This is, reportedly, the happiest man in the world. Matthieu Ricard, a French Buddhist monk. Naturally, meditation is part of his routine. He recommends half an hour a day for everyone. For the rest of us, there’s meditation’s little sister, mindfulness, which is very much in vogue. We are supposed to be in the moment, to attain contentment. The opposite of marketing, you’d think, which is all about consumption and wanting stuff, even if it’s more about collecting experiences than bling these days.

But mindfulness is hard. My mind constantly wanders into the past or into the future. Anyway, life is full of mundane tasks which don’t seem to merit the “in the moment” treatment. I have not yet found joy in the reflection, “I’m peeling potatoes”.

Here’s where marketing really can help. My proposal is that some mundane tasks and experiences can be repositioned. The result: you think differently about what the moment really is, and can stay in that moment more easily.

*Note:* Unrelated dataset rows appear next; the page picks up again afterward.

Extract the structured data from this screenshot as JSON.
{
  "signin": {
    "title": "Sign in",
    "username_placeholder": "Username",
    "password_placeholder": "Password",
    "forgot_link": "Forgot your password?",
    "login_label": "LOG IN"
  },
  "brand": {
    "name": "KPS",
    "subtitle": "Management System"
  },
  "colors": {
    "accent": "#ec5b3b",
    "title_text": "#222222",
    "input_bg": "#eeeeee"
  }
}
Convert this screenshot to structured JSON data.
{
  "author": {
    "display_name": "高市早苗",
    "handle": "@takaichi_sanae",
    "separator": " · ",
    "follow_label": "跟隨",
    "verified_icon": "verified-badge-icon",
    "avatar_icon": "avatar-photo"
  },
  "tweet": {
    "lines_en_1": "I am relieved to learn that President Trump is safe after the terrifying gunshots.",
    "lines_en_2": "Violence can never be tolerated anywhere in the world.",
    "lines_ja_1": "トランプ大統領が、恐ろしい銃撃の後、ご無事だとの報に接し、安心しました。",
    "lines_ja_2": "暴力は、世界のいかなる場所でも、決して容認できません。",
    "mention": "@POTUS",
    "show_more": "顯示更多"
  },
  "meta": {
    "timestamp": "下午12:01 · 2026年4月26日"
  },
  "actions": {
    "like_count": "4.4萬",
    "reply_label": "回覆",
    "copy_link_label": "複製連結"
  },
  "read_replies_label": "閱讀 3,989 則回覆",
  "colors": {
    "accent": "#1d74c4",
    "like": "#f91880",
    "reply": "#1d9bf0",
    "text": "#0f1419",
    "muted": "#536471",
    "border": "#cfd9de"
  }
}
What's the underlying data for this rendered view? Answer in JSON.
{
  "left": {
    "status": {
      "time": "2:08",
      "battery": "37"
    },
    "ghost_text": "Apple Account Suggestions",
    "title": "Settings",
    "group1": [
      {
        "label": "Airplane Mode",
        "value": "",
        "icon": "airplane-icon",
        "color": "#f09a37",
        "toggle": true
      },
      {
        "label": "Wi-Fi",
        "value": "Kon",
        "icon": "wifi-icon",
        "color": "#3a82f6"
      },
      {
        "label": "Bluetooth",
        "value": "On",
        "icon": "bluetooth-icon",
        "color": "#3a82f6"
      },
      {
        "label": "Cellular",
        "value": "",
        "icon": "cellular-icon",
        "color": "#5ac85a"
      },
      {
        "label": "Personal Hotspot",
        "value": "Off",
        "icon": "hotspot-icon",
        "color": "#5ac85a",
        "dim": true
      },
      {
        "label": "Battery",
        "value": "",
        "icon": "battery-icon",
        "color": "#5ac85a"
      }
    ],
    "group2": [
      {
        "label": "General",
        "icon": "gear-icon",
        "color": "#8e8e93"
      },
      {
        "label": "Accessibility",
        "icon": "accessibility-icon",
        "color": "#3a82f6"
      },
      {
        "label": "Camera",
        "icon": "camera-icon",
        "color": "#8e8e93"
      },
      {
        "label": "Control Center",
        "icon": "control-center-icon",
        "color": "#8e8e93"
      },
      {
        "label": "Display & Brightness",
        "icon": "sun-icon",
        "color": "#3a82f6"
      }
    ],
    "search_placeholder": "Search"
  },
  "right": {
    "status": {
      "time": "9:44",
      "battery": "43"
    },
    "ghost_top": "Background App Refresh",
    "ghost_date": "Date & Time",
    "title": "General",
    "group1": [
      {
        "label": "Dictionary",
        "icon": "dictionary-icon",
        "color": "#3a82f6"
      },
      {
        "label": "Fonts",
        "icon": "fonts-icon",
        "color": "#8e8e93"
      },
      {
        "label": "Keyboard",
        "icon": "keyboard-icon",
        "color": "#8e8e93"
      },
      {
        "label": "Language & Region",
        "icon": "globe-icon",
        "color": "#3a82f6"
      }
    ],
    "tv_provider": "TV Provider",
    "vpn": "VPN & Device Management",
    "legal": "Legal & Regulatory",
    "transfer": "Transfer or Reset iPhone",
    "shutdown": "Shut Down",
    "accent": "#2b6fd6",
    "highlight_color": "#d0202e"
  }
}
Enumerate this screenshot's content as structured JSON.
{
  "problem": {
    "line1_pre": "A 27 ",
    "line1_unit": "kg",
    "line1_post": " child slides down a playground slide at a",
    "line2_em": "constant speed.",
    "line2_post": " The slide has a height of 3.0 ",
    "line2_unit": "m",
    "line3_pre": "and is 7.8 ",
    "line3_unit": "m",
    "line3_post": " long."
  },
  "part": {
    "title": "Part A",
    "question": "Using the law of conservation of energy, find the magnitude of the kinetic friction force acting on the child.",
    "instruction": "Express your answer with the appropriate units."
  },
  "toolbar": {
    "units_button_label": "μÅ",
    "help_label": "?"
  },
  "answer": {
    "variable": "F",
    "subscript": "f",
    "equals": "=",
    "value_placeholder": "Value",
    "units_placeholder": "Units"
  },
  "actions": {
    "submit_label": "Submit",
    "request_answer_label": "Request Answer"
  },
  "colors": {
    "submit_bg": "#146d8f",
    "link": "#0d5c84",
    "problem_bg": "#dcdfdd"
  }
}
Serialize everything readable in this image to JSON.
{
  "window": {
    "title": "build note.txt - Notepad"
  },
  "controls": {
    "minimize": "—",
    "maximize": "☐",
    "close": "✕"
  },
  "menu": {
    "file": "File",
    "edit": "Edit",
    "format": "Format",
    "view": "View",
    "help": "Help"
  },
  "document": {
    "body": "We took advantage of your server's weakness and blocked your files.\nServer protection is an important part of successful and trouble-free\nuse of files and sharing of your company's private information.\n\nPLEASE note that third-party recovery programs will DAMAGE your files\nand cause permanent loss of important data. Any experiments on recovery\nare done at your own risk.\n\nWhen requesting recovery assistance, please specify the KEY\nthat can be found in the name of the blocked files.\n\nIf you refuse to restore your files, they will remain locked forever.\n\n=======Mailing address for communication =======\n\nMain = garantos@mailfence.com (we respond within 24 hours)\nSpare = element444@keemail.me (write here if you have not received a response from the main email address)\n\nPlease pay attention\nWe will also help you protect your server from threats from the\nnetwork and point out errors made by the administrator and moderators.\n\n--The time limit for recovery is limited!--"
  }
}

Positioning is not just semantics – it can really change how you think about something, and the benefit you see in it. That’s why it’s an important discipline, and a powerful tool for business. Bringing out the benefits, rather than simply describing the product or service, creates a greater sense of value. Look at how lottery and betting company advertising has moved to be about camaraderie, enjoyment, thrills – almost no functional communication at all. Because winning is so unlikely, most gambling brands lead on other benefits. Perhaps the most famous and long-standing appropriation of a high-level emotion is Coca Cola being about happiness. But at a more mundane, and perhaps more credible level, it helps to interrogate why we do what we do. That’s where daily tasks can benefit, from positioning rather than simple description. It can also bring us back into the moment instead of anticipating the future. “I’ve got to pick Anna up from school and get her home” becomes “I’m meeting Anna at the school gate. We’re going home together.”

As the world’s happiest man himself says, “Happiness is not the pursuit of an endless succession of experiences. That’s a recipe for exhaustion more than happiness. Happiness is a way of being.”

To be in the moment, reposition the moment.

Thought leadership | October 2017